───── Records supplied

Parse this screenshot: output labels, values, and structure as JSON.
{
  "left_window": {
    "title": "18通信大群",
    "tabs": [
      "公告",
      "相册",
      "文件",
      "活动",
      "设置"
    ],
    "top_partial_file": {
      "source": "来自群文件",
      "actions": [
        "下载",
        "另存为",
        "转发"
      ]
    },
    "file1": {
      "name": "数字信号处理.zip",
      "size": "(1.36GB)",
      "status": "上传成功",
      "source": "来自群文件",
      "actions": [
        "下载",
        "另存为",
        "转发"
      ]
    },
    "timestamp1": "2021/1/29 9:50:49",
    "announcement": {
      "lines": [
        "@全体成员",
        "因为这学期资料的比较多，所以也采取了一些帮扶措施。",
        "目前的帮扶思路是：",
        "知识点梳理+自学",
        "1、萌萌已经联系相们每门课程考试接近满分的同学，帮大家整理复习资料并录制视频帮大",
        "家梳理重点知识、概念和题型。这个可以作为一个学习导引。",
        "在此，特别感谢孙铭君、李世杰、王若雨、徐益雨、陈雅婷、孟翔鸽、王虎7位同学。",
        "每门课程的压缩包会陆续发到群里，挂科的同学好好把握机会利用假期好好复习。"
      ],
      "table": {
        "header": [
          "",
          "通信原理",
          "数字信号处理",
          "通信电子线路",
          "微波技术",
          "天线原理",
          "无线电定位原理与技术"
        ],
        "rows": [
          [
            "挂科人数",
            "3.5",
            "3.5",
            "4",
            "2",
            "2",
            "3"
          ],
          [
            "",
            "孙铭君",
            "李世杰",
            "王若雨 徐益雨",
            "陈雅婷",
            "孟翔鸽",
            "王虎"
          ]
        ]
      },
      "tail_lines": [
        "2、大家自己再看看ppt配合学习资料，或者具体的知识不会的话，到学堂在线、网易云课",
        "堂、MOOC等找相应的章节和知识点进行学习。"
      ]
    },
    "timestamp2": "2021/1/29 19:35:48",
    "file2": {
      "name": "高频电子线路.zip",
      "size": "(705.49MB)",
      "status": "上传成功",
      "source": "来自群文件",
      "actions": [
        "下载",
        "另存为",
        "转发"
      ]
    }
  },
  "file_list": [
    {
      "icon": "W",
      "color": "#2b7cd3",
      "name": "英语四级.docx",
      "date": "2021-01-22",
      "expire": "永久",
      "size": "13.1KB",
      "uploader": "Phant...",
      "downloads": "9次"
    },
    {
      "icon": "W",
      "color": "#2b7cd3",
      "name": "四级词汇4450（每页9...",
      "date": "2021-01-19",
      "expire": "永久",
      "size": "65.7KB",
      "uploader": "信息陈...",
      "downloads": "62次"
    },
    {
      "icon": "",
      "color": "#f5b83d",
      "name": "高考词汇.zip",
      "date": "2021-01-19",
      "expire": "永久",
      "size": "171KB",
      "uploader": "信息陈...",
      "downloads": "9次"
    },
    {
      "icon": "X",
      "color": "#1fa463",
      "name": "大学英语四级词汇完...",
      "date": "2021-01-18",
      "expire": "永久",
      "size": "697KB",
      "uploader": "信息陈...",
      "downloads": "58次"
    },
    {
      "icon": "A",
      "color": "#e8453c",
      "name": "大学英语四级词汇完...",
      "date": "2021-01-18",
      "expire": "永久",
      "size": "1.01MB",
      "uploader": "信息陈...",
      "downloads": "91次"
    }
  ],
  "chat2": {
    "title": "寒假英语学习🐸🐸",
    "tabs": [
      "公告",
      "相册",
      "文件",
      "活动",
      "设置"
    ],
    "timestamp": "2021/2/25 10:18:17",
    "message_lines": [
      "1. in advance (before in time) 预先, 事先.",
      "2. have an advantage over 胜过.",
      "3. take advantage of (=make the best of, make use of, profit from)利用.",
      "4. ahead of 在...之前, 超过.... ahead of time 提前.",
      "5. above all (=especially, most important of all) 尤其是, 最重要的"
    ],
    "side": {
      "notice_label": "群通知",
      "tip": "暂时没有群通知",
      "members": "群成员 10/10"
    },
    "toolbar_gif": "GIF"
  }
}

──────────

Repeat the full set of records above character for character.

Output:
Parse this screenshot: output labels, values, and structure as JSON.
{
  "left_window": {
    "title": "18通信大群",
    "tabs": [
      "公告",
      "相册",
      "文件",
      "活动",
      "设置"
    ],
    "top_partial_file": {
      "source": "来自群文件",
      "actions": [
        "下载",
        "另存为",
        "转发"
      ]
    },
    "file1": {
      "name": "数字信号处理.zip",
      "size": "(1.36GB)",
      "status": "上传成功",
      "source": "来自群文件",
      "actions": [
        "下载",
        "另存为",
        "转发"
      ]
    },
    "timestamp1": "2021/1/29 9:50:49",
    "announcement": {
      "lines": [
        "@全体成员",
        "因为这学期资料的比较多，所以也采取了一些帮扶措施。",
        "目前的帮扶思路是：",
        "知识点梳理+自学",
        "1、萌萌已经联系相们每门课程考试接近满分的同学，帮大家整理复习资料并录制视频帮大",
        "家梳理重点知识、概念和题型。这个可以作为一个学习导引。",
        "在此，特别感谢孙铭君、李世杰、王若雨、徐益雨、陈雅婷、孟翔鸽、王虎7位同学。",
        "每门课程的压缩包会陆续发到群里，挂科的同学好好把握机会利用假期好好复习。"
      ],
      "table": {
        "header": [
          "",
          "通信原理",
          "数字信号处理",
          "通信电子线路",
          "微波技术",
          "天线原理",
          "无线电定位原理与技术"
        ],
        "rows": [
          [
            "挂科人数",
            "3.5",
            "3.5",
            "4",
            "2",
            "2",
            "3"
          ],
          [
            "",
            "孙铭君",
            "李世杰",
            "王若雨 徐益雨",
            "陈雅婷",
            "孟翔鸽",
            "王虎"
          ]
        ]
      },
      "tail_lines": [
        "2、大家自己再看看ppt配合学习资料，或者具体的知识不会的话，到学堂在线、网易云课",
        "堂、MOOC等找相应的章节和知识点进行学习。"
      ]
    },
    "timestamp2": "2021/1/29 19:35:48",
    "file2": {
      "name": "高频电子线路.zip",
      "size": "(705.49MB)",
      "status": "上传成功",
      "source": "来自群文件",
      "actions": [
        "下载",
        "另存为",
        "转发"
      ]
    }
  },
  "file_list": [
    {
      "icon": "W",
      "color": "#2b7cd3",
      "name": "英语四级.docx",
      "date": "2021-01-22",
      "expire": "永久",
      "size": "13.1KB",
      "uploader": "Phant...",
      "downloads": "9次"
    },
    {
      "icon": "W",
      "color": "#2b7cd3",
      "name": "四级词汇4450（每页9...",
      "date": "2021-01-19",
      "expire": "永久",
      "size": "65.7KB",
      "uploader": "信息陈...",
      "downloads": "62次"
    },
    {
      "icon": "",
      "color": "#f5b83d",
      "name": "高考词汇.zip",
      "date": "2021-01-19",
      "expire": "永久",
      "size": "171KB",
      "uploader": "信息陈...",
      "downloads": "9次"
    },
    {
      "icon": "X",
      "color": "#1fa463",
      "name": "大学英语四级词汇完...",
      "date": "2021-01-18",
      "expire": "永久",
      "size": "697KB",
      "uploader": "信息陈...",
      "downloads": "58次"
    },
    {
      "icon": "A",
      "color": "#e8453c",
      "name": "大学英语四级词汇完...",
      "date": "2021-01-18",
      "expire": "永久",
      "size": "1.01MB",
      "uploader": "信息陈...",
      "downloads": "91次"
    }
  ],
  "chat2": {
    "title": "寒假英语学习🐸🐸",
    "tabs": [
      "公告",
      "相册",
      "文件",
      "活动",
      "设置"
    ],
    "timestamp": "2021/2/25 10:18:17",
    "message_lines": [
      "1. in advance (before in time) 预先, 事先.",
      "2. have an advantage over 胜过.",
      "3. take advantage of (=make the best of, make use of, profit from)利用.",
      "4. ahead of 在...之前, 超过.... ahead of time 提前.",
      "5. above all (=especially, most important of all) 尤其是, 最重要的"
    ],
    "side": {
      "notice_label": "群通知",
      "tip": "暂时没有群通知",
      "members": "群成员 10/10"
    },
    "toolbar_gif": "GIF"
  }
}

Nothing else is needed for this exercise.